Here begin the posts in which we detail the different experiments from Emily's Science Party. We almost called it a polymer party because so many of them involved some type of semi-solid gelatinous mass of gunk. Emily had been scouring the internet all summer for possible recipes for combining slime, and she explained that you can make it from anything from borax to liquid starch to polyvinyl alcohol. I am not crazy about the stained mess that is our kitchen countertops after each of her experiments, but I am happy that she is learning so much about something she likes.
Back to her party now. This first slime is what we call Regular Slime. It is probably the simplest kind of slime to make.
All you need are borax and glue. We used white glue but you can use clear glue, or clear glitter glue, too.

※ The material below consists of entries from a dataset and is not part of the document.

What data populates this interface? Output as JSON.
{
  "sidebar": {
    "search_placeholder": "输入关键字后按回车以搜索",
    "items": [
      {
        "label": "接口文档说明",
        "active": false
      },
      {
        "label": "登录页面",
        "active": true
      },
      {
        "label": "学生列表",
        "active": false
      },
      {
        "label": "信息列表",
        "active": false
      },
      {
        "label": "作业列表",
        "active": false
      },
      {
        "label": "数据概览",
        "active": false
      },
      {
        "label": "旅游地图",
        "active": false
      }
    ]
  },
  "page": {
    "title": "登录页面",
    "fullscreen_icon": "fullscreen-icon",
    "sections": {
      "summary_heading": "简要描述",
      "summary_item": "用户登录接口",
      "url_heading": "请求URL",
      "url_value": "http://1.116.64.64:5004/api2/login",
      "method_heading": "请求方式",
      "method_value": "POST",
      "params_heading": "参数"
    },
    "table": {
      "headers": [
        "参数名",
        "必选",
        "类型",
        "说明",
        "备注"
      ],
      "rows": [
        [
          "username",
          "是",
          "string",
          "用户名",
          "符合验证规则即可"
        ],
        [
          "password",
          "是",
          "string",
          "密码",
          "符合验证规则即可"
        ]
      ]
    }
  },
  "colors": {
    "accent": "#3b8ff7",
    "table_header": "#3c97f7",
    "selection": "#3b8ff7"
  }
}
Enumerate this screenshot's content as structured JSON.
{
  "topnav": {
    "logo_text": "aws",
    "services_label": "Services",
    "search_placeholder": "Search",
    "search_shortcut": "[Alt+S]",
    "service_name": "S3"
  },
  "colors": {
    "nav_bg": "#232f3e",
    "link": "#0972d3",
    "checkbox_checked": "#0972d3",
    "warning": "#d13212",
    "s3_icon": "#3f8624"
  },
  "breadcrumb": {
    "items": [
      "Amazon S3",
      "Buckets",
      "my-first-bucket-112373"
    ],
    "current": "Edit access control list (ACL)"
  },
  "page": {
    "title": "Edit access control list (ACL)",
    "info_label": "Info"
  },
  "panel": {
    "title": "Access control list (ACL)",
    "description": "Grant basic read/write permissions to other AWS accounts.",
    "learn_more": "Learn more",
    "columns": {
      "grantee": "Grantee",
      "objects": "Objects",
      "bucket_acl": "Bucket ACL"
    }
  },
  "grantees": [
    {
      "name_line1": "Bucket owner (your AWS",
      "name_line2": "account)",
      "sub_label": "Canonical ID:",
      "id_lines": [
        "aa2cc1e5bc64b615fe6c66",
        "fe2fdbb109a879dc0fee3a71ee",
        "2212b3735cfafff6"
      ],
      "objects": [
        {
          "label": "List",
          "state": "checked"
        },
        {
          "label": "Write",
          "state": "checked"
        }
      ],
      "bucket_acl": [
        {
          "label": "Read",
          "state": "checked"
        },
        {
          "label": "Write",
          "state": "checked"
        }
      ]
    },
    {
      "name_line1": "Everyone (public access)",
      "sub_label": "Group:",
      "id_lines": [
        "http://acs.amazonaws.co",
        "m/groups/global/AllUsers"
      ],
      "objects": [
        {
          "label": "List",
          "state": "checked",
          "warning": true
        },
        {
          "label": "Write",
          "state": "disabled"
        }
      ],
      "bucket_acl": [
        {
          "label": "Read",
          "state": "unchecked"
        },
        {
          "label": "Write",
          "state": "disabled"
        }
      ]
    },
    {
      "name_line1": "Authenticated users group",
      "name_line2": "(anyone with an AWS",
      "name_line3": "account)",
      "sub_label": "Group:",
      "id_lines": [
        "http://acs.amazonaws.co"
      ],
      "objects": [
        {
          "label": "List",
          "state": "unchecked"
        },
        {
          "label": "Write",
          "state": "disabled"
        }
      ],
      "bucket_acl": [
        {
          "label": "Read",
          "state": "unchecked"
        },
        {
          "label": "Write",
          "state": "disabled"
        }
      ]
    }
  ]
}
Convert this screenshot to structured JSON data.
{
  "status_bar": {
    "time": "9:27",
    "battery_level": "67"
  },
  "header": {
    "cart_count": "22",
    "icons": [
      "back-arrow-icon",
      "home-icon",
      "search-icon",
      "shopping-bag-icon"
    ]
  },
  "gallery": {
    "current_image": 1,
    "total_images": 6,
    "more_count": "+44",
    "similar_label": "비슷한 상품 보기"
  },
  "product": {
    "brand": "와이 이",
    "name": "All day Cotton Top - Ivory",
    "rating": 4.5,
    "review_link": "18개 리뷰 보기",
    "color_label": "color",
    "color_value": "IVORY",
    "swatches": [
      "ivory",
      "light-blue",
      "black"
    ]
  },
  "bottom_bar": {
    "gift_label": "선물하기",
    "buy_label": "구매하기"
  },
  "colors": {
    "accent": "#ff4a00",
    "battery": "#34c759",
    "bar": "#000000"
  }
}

White glue gives an opaque slime, and clear glue gives a translucent slime. We'll share what that looks like in the next post when we use the clear glue.
We also made accessible to our guests food coloring, glitter and googly eyes,
which Emily glued in pairs back-to-back so they would be like 360-degree eyes.
These are the ingredients. The recipe, I understand, varies, but this ratio of ingredients is typical:
- equal parts water and glue (we used 1/4 cup of each) in a big plastic cup,
- a small quantity of borax dissolved in water to saturation point (we used 1/4 tsp to about 1/4 cup of water).
Dump a few drops of food coloring (and/or glitter) into the glue-and-water mixture
and stir well.
Then mix the borax solution thoroughly to ensure the borax dissolves. There may be a little residue left, which is okay. Add, bit by bit, the borax solution to the cup of glue-and-water.
As you stir, solid chunks (the slime) will form, like congealed milk that has overdosed on plastic pills. The chemistry behind this is straightforward: white glue contains polyvinyl acetate, which is a large molecule called a polymer. These polymers move over each other relatively easily and smoothly. The borax, when dissolved in solution, forms ions that link those polymer molecules into longer chains. These longer, bulkier chains don't move over each other as easily, which is what we observe as the thick consistency and gunky behavior of slime.
Pretty soon, the solid bits will separate en masse from the liquid portion, of which there will eventually be hardly any left. You can stop adding borax at this point and start kneading your slime and playing with it.
It will be soft, spready and clammy but will not stick to your hands. If you continue adding borax, it will eventually become quite hard and plasticky, and can be shaped into a (temporary) ball.
At this stage, Regular Slime is complete, and kids are usually enthralled by it as is.
However, you can do many things to Regular Slime to give it different characters. For instance,
1 You can add googly eyes and turn it into Nightmare Alien slime.
2 You can add glow-in-the-dark paint (best to add it at the food coloring step) to make Halloween slime.
3 You can add cornstarch to turn it into bouncy balls.
4 You can add iron oxide powder to turn it into magnetic slime (but you need a very strong magnet to get it to work).